The authorization and marketing of feed additives in the European Union is currently governed by Feed Additives Regulation (EC) No 1831/2003, which came into effect in 2004. In 2021, the European Commission formalized an initiative to revise it, stating as reasons both the focus brought by the Farm to Fork Strategy, as well as inherent complexities in phrasing, process, and more. Representatives of the EC’s responsible unit, DG SANTE Unit G5, have now confirmed to EW Nutrition that, following consultations and analysis, the revision of the legislation on the authorisation of feed additives will not happen under the current Commission’s mandate.
The revision was initially deemed necessary on several grounds:
- Not enough focus on sustainable animal farming
- Lack of flexibility in promoting technical and scientific innovation
- A lengthy authorization process
- Unnecessary administrative burden
- Ineffective imports control leading to unfair competition between EU and non-EU operators
- Dependency on imports from third countries for some additives (e.g., vitamins)
- Restrictions on the circulation of feed additives only intended for export
- Insufficient legal clarity and consistency for a few aspects of the Regulation, e.g. use of certain additives in drinking water or labelling provisions for worker safety provisions in various complementary but unclear Regulations
- Extensive, unnecessary labeling regulations that create physical and administrative burdens
Near the end of the two-year assessment process, however, the response of European governmental, supra-national, and non-governmental bodies appears to have been lukewarm.
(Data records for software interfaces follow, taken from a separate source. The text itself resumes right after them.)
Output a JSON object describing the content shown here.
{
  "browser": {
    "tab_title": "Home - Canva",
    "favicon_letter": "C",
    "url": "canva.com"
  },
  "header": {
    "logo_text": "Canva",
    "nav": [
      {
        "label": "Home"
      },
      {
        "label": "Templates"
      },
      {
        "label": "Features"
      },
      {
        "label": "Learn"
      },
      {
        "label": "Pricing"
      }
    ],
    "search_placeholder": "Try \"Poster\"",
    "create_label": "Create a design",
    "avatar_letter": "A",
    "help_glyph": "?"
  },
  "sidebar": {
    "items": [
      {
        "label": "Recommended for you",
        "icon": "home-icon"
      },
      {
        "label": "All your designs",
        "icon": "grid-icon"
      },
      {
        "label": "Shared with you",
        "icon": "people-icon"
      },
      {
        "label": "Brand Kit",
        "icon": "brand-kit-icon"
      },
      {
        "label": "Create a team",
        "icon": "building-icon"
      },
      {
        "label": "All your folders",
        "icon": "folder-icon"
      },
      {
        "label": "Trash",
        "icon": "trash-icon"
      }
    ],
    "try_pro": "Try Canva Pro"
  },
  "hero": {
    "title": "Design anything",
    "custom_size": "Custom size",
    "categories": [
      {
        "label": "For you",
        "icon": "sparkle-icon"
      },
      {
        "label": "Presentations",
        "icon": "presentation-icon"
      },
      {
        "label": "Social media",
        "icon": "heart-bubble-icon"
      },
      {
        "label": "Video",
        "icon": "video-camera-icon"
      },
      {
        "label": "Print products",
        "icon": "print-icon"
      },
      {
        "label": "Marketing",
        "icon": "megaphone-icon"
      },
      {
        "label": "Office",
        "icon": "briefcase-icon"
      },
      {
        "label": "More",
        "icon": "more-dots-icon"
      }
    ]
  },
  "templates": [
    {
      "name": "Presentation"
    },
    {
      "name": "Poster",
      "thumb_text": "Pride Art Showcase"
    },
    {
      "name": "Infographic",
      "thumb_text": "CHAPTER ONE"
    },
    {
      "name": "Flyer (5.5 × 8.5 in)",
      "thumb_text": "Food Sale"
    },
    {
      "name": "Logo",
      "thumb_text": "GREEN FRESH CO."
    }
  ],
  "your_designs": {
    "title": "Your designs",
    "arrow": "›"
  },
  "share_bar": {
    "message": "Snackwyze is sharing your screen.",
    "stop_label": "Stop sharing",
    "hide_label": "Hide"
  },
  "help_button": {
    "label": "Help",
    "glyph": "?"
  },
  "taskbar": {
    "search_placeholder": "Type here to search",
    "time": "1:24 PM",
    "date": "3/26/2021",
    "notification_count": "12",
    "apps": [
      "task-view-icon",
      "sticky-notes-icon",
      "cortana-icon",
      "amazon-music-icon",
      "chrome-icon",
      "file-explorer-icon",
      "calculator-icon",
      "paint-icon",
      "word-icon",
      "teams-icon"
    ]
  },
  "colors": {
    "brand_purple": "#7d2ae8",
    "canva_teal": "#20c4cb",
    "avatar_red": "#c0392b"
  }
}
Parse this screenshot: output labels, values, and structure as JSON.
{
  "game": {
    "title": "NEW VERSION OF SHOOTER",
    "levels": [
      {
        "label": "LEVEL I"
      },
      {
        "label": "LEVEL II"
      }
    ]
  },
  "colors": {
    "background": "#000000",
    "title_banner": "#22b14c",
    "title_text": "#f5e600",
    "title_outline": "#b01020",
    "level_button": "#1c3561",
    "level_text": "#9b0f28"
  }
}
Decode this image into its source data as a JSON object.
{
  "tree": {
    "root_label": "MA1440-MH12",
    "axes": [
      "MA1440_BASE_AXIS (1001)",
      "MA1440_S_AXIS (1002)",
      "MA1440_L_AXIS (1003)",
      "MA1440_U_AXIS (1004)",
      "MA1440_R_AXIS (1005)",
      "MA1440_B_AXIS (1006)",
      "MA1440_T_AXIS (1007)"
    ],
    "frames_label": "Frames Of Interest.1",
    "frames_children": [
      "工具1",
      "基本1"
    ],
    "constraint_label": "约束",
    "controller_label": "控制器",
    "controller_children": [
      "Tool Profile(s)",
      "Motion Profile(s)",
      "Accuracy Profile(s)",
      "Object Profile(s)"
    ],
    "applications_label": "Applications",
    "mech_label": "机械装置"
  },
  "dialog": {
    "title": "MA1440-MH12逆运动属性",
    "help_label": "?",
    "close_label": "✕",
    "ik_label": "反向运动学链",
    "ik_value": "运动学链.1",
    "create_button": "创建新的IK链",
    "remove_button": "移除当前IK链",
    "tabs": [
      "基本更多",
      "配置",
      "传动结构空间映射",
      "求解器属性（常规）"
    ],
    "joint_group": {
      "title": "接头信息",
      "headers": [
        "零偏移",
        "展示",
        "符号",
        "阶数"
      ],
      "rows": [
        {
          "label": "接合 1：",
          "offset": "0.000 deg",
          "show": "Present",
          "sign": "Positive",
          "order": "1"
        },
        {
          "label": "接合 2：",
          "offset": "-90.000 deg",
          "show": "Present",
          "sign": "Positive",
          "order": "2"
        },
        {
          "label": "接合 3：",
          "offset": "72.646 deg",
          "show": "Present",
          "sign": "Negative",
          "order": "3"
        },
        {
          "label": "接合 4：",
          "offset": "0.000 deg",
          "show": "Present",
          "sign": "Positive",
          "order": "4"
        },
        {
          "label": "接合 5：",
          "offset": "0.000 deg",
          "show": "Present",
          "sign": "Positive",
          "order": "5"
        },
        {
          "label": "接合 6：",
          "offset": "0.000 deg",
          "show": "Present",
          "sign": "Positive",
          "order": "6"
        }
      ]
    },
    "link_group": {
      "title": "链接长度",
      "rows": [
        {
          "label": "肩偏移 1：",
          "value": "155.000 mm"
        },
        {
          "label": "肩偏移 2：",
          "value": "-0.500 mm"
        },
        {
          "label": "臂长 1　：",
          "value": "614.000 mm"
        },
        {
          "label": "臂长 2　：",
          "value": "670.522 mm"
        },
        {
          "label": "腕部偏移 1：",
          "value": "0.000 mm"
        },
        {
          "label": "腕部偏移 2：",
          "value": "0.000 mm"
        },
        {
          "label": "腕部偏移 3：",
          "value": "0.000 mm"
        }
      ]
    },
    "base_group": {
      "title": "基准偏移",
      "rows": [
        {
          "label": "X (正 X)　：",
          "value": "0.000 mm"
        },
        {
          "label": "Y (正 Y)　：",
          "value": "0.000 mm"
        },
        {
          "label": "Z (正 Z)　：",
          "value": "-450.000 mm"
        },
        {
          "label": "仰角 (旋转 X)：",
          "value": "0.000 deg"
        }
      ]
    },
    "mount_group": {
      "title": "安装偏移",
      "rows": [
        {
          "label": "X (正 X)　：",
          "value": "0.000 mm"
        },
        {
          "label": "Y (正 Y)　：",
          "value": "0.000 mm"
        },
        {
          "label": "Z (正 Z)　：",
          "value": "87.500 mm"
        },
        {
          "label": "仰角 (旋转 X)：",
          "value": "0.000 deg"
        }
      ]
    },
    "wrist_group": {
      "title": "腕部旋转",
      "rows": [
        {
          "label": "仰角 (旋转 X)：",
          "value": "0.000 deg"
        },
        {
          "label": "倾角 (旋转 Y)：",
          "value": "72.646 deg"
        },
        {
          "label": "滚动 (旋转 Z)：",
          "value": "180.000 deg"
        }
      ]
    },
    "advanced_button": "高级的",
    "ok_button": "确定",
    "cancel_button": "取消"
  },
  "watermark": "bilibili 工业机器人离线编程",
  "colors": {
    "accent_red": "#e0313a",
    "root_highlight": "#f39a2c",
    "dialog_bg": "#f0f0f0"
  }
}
Overall, the conclusion of the EC unit overseeing the process was that “while a review of the framework would be useful, it does not appear necessary, considering the possibilities already granted by the existing legal framework.” In other words, applicants will have to use the existing mechanisms for applications, with no prospect for change in the near future.
Other strategies and regulations have also fallen through the cracks. For instance, the EU Animal Health Strategy 2007-2013 has not been updated in 10 years and there are no plans to renew the initiative. This is likely because the Green Deal and the flurry of new or upcoming regulations related to it are expected to supplant the framework for protein production in the European Union.
As the mandate of the current EC ends in 2024, there is a slim chance that the feed additive authorization process might be made less cumbersome once a new commission takes over.